In my column for the October 23rd, 2008, edition of the Pittsburgh Tribune-Review, I reflected on changing attitudes toward markets and intervention by the state. You can read my reflections beneath the fold.
I became an adult on Jan. 17, 1977. On that day during my freshman year of college I first beheld a supply-and-demand graph. My intro economics professor at Nicholls State University drew this graph on the chalkboard to explain how prices are determined.
I was blown away! So few lines; so much insight! I fell in love with economics then and there. That love has never wavered.
Only in the past few weeks, though, have I come to appreciate how unusual was the time period the world was entering at the same moment that I discovered economics.
This time began with California’s property-tax revolt as embodied in Proposition 13 of 1978. It included significant (if not complete) deregulation of airlines, telecommunications, surface transportation, banking and (importantly) beer retailing.
It encompassed the election of Ronald Reagan to the U.S. presidency and Margaret Thatcher to Britain’s prime ministership and their lofty, if not always sincere, pro-market rhetoric.
Milton Friedman’s classic PBS series, “Free to Choose,” aired in 1980, making a powerful case for freedom and free markets.
Free-market-oriented economists such as James Buchanan, Vernon Smith, George Stigler, Gary Becker, Ronald Coase, and Robert Lucas won Nobel Prizes.
Most importantly, the communist tyrannies throughout Eastern Europe tumbled down under the unbearable weight of their internal inefficiencies.
All in all, the past 30 years have been satisfying ones for friends of free markets.
Has this period suddenly come to a close? Is the subprime-market meltdown sparking another era of intervention along the lines of the New Deal?

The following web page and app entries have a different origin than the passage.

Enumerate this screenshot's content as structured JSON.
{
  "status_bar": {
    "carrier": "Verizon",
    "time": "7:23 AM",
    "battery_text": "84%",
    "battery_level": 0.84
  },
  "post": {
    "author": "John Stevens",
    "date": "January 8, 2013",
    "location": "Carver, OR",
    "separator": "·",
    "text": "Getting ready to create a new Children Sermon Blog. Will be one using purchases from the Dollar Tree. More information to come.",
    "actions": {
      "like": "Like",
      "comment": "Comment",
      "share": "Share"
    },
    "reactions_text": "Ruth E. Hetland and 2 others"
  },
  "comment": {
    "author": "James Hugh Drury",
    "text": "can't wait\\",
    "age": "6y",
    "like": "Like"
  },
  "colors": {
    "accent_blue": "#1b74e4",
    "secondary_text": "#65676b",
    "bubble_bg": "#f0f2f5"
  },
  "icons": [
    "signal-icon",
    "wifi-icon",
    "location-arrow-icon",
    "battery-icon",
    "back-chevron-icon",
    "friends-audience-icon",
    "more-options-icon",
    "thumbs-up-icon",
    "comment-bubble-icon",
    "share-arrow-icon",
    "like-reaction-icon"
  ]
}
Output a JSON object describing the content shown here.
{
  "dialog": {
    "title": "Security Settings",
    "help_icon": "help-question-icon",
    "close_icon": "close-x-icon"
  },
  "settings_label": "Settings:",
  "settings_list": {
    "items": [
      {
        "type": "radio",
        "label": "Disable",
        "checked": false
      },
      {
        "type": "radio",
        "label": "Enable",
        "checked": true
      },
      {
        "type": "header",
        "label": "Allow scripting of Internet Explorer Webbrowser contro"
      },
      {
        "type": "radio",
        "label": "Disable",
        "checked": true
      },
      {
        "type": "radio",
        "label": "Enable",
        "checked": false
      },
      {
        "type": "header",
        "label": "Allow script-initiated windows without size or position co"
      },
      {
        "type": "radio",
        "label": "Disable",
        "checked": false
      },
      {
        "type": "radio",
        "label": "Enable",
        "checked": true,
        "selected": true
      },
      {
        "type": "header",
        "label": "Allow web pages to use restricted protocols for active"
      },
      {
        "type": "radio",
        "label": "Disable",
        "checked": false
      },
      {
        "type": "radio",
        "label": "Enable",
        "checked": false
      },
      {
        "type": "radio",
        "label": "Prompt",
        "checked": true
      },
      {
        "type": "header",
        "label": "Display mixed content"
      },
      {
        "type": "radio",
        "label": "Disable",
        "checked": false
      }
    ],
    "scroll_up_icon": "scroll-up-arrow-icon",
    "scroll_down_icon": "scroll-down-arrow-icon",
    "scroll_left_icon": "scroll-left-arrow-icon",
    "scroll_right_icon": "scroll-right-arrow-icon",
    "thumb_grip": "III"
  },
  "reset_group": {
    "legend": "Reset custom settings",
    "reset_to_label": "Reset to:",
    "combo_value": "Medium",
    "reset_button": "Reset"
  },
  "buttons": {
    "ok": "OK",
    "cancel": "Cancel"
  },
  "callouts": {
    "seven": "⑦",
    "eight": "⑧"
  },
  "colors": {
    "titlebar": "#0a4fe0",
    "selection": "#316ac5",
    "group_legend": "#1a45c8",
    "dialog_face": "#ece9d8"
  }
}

Newspapers, magazines, and the broadcast media are full of pundits predicting this outcome (and eager to applaud it when it happens). These pundits might well prove to be prescient. Conventional wisdom already holds that this financial mess is a result of unfettered free markets. The fact that markets have become freer over the past 30 years is now distorted into the myth that these years were marked by the reign of laissez-faire capitalism.
Joe Six-Pack can be forgiven if he now thinks that, for the past few decades, commissioners and staff at the Securities and Exchange Commission, the Commodities Futures Trading Commission, the Department of Justice, along with bank regulators at the Fed, have all been on permanent administrative leave — vacationing on some far-off island with every last tax collector.

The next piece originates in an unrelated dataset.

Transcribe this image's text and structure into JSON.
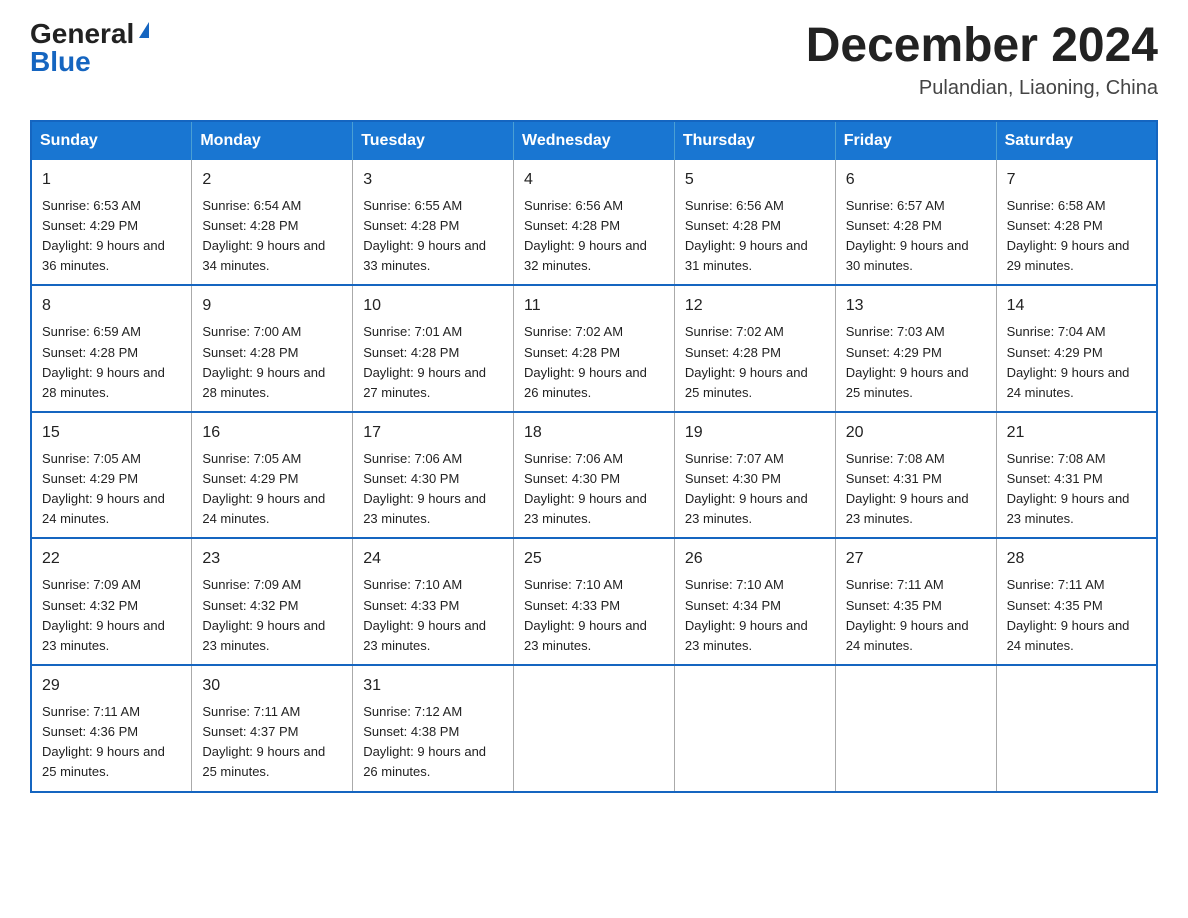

Of course, the economy hasn’t been remotely close to laissez faire. Yet the belief that it has been — the belief that government intervention cannot possibly have played a role in this mess because there’s been no government intervention — is fast discrediting markets. With equal speed, this mistaken belief is rejuvenating Americans’ faith in command-and-control regulations.
One lesson I draw from this frightening state of affairs is that even the most obvious falsehood stands a good chance of being widely believed if it is repeated often enough. The claim that the U.S. economy of late has been one of laissez faire has become a mantra. And it’s now taken as fact.
Another lesson is that we champions of free markets and individual liberty became too complacent. “Of course the virtues of markets are widely appreciated,” we proclaimed confidently. “Airlines are deregulated and the Iron Curtain lies in rubble!”
Well, now that the Dow has shed 40 percent of its peak value and people who expected to retire at the age of 55 fear that they must wait until they’re 60 or 65, the virtues of markets are lost amid the panic of market adjustments.
“Enough already with laissez faire!” people cry.
“Give us regulations that will protect us from bankers offering exceptionally attractive credit terms. Spend lots of money buying up worthless assets so that their prices make them appear to be the equal of gold. Create new bureaucracies. Have government set CEOs’ pay and buy the banks!”
That people so readily indict the market and plead for government intervention is a sure sign that those of us whose job it is to make a compelling case for free markets have failed.
It’s tempting to blame the general public for their economic ignorance. But succumbing to this temptation solves nothing. If public understanding of the market is shallow (as it certainly is), the fault lies first and foremost with people like me — people who accept the responsibility for explaining the many merits of markets to a general audience.
We must do better. Making the invisible hand of the market visible — and showing that, even when it’s a bit unsteady, the invisible hand is always more reliable and less bossy than is the visible fist of government — must become an even higher priority for people who care about the kind of society we will bequeath to our children.